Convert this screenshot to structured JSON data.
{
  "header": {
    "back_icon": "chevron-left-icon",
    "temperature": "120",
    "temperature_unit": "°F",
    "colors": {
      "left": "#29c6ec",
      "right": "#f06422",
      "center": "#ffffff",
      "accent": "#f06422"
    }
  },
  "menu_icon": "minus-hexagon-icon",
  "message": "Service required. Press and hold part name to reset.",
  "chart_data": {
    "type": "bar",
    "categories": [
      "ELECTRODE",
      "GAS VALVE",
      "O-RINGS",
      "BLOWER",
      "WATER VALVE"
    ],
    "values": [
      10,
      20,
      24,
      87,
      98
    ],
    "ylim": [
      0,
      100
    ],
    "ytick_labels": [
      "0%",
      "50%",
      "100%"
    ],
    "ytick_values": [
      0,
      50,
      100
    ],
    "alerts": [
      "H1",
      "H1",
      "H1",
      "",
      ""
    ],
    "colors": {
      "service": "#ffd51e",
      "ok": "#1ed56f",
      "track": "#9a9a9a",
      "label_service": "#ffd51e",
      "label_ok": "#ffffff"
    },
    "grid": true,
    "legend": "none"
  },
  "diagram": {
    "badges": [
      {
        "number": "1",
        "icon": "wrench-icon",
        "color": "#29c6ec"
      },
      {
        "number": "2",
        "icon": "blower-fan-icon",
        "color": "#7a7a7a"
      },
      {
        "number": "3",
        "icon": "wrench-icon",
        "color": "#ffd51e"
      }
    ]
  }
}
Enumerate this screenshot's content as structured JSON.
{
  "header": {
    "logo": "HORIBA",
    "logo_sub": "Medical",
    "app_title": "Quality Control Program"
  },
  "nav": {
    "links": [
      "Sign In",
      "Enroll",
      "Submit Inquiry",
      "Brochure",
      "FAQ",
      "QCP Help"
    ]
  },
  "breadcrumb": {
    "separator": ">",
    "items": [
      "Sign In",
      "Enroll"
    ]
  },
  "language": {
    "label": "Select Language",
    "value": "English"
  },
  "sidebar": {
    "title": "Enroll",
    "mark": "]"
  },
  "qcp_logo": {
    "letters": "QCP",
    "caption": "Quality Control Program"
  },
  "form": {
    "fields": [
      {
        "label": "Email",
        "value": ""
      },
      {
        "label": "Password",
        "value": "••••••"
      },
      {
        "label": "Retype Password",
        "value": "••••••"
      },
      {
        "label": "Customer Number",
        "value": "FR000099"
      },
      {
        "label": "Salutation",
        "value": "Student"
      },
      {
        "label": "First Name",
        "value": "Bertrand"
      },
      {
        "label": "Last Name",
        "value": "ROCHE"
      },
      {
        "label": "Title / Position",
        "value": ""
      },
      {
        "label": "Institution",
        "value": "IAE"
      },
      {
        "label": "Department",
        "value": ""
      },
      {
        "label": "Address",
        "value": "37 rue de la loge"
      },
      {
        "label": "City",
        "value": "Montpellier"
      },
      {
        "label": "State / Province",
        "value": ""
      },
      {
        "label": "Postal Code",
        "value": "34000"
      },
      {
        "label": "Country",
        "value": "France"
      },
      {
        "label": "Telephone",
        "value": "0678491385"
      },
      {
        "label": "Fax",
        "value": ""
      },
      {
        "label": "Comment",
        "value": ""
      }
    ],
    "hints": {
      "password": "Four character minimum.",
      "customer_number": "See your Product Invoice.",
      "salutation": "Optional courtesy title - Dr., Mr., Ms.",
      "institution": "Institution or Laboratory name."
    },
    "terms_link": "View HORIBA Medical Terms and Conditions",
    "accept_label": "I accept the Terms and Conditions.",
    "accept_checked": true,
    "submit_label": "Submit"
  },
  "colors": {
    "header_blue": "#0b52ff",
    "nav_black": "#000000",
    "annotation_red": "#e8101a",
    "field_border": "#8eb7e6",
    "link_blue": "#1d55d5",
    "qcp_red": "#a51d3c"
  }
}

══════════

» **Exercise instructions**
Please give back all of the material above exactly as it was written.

» **Solution below**
Convert this screenshot to structured JSON data.
{
  "header": {
    "back_icon": "chevron-left-icon",
    "temperature": "120",
    "temperature_unit": "°F",
    "colors": {
      "left": "#29c6ec",
      "right": "#f06422",
      "center": "#ffffff",
      "accent": "#f06422"
    }
  },
  "menu_icon": "minus-hexagon-icon",
  "message": "Service required. Press and hold part name to reset.",
  "chart_data": {
    "type": "bar",
    "categories": [
      "ELECTRODE",
      "GAS VALVE",
      "O-RINGS",
      "BLOWER",
      "WATER VALVE"
    ],
    "values": [
      10,
      20,
      24,
      87,
      98
    ],
    "ylim": [
      0,
      100
    ],
    "ytick_labels": [
      "0%",
      "50%",
      "100%"
    ],
    "ytick_values": [
      0,
      50,
      100
    ],
    "alerts": [
      "H1",
      "H1",
      "H1",
      "",
      ""
    ],
    "colors": {
      "service": "#ffd51e",
      "ok": "#1ed56f",
      "track": "#9a9a9a",
      "label_service": "#ffd51e",
      "label_ok": "#ffffff"
    },
    "grid": true,
    "legend": "none"
  },
  "diagram": {
    "badges": [
      {
        "number": "1",
        "icon": "wrench-icon",
        "color": "#29c6ec"
      },
      {
        "number": "2",
        "icon": "blower-fan-icon",
        "color": "#7a7a7a"
      },
      {
        "number": "3",
        "icon": "wrench-icon",
        "color": "#ffd51e"
      }
    ]
  }
}
Enumerate this screenshot's content as structured JSON.
{
  "header": {
    "logo": "HORIBA",
    "logo_sub": "Medical",
    "app_title": "Quality Control Program"
  },
  "nav": {
    "links": [
      "Sign In",
      "Enroll",
      "Submit Inquiry",
      "Brochure",
      "FAQ",
      "QCP Help"
    ]
  },
  "breadcrumb": {
    "separator": ">",
    "items": [
      "Sign In",
      "Enroll"
    ]
  },
  "language": {
    "label": "Select Language",
    "value": "English"
  },
  "sidebar": {
    "title": "Enroll",
    "mark": "]"
  },
  "qcp_logo": {
    "letters": "QCP",
    "caption": "Quality Control Program"
  },
  "form": {
    "fields": [
      {
        "label": "Email",
        "value": ""
      },
      {
        "label": "Password",
        "value": "••••••"
      },
      {
        "label": "Retype Password",
        "value": "••••••"
      },
      {
        "label": "Customer Number",
        "value": "FR000099"
      },
      {
        "label": "Salutation",
        "value": "Student"
      },
      {
        "label": "First Name",
        "value": "Bertrand"
      },
      {
        "label": "Last Name",
        "value": "ROCHE"
      },
      {
        "label": "Title / Position",
        "value": ""
      },
      {
        "label": "Institution",
        "value": "IAE"
      },
      {
        "label": "Department",
        "value": ""
      },
      {
        "label": "Address",
        "value": "37 rue de la loge"
      },
      {
        "label": "City",
        "value": "Montpellier"
      },
      {
        "label": "State / Province",
        "value": ""
      },
      {
        "label": "Postal Code",
        "value": "34000"
      },
      {
        "label": "Country",
        "value": "France"
      },
      {
        "label": "Telephone",
        "value": "0678491385"
      },
      {
        "label": "Fax",
        "value": ""
      },
      {
        "label": "Comment",
        "value": ""
      }
    ],
    "hints": {
      "password": "Four character minimum.",
      "customer_number": "See your Product Invoice.",
      "salutation": "Optional courtesy title - Dr., Mr., Ms.",
      "institution": "Institution or Laboratory name."
    },
    "terms_link": "View HORIBA Medical Terms and Conditions",
    "accept_label": "I accept the Terms and Conditions.",
    "accept_checked": true,
    "submit_label": "Submit"
  },
  "colors": {
    "header_blue": "#0b52ff",
    "nav_black": "#000000",
    "annotation_red": "#e8101a",
    "field_border": "#8eb7e6",
    "link_blue": "#1d55d5",
    "qcp_red": "#a51d3c"
  }
}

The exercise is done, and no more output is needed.